And yet, despite all this subtle analysis of the Antebellum South, what Tarantino delivers is an all-out action packed and hysterically funny American western. Its extremely difficult for me to rank Tarantino’s films because they are each perfect in their own way. When viewing Kill Bill’s two parts together I felt that Tarantino couldn’t get any better. Then when Aldo Raine delivers the final line in Inglourious Basterds “this just might be my masterpiece” I couldn’t have agreed more. Now Tarantino achieves even more with Django Unchained and another masterpiece expands his perfect canon. I simply continue to name Pulp Fiction as my number 1 favorite simply because its the one that introduced me to the man himself and to the world of movies that I would soon become obsessed with.

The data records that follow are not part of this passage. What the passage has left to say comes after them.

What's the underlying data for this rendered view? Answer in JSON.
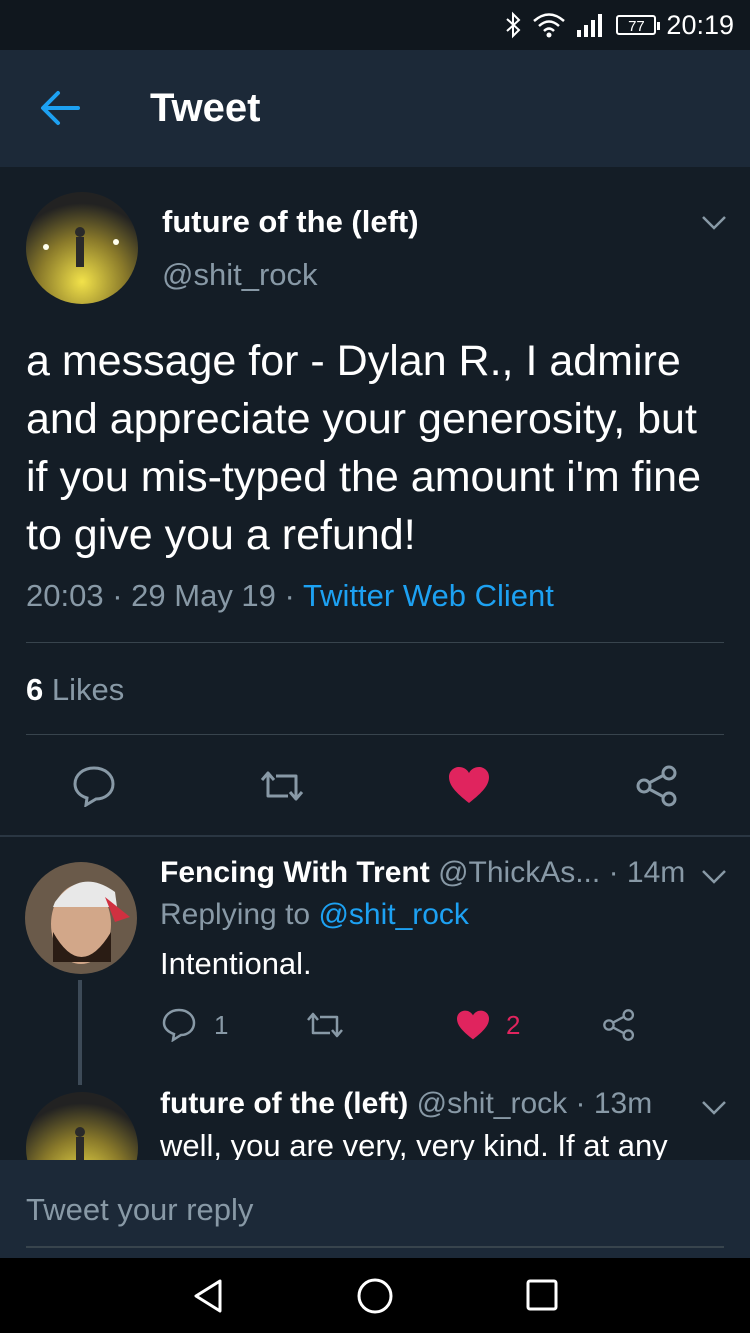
{
  "status_bar": {
    "bluetooth_icon": "bluetooth-icon",
    "wifi_icon": "wifi-icon",
    "signal_icon": "signal-icon",
    "battery": "77",
    "time": "20:19"
  },
  "header": {
    "title": "Tweet"
  },
  "tweet": {
    "author_name": "future of the (left)",
    "author_handle": "@shit_rock",
    "text": "a message for - Dylan R., I admire and appreciate your generosity, but if you mis-typed the amount i'm fine to give you a refund!",
    "time": "20:03",
    "date": "29 May 19",
    "separator": "·",
    "client": "Twitter Web Client",
    "likes_count": "6",
    "likes_label": "Likes"
  },
  "replies": [
    {
      "name": "Fencing With Trent",
      "handle": "@ThickAs...",
      "age": "14m",
      "replying_label": "Replying to",
      "replying_to": "@shit_rock",
      "text": "Intentional.",
      "reply_count": "1",
      "like_count": "2"
    },
    {
      "name": "future of the (left)",
      "handle": "@shit_rock",
      "age": "13m",
      "text": "well, you are very, very kind. If at any"
    }
  ],
  "reply_bar": {
    "placeholder": "Tweet your reply"
  },
  "colors": {
    "background": "#141d26",
    "header": "#1c2938",
    "accent": "#1da1f2",
    "like": "#e0245e",
    "muted": "#8899a6"
  }
}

Like Goodfellas, this is for me a “perfect” film. Its just great scene after great scene. “State your business or prepare to get winged”, “Can’t we just leave?”, “Treat him like you would Jerry”, “So it would be nice to see!”, “Its a German legend, there’s bound to be a mountain in there somewhere”, “We got us a fight goin’ on that’s a good bit of fun”, “I’m gonna walk in the moonlight with you”, “All the passions you inspire are completely justified”, “There have been a lotta lies told around this table tonight, but that you best believe”, “Tell Miss Laura goodbye”. Perfect is a movie I can relive moment-to-moment in my head at anytime.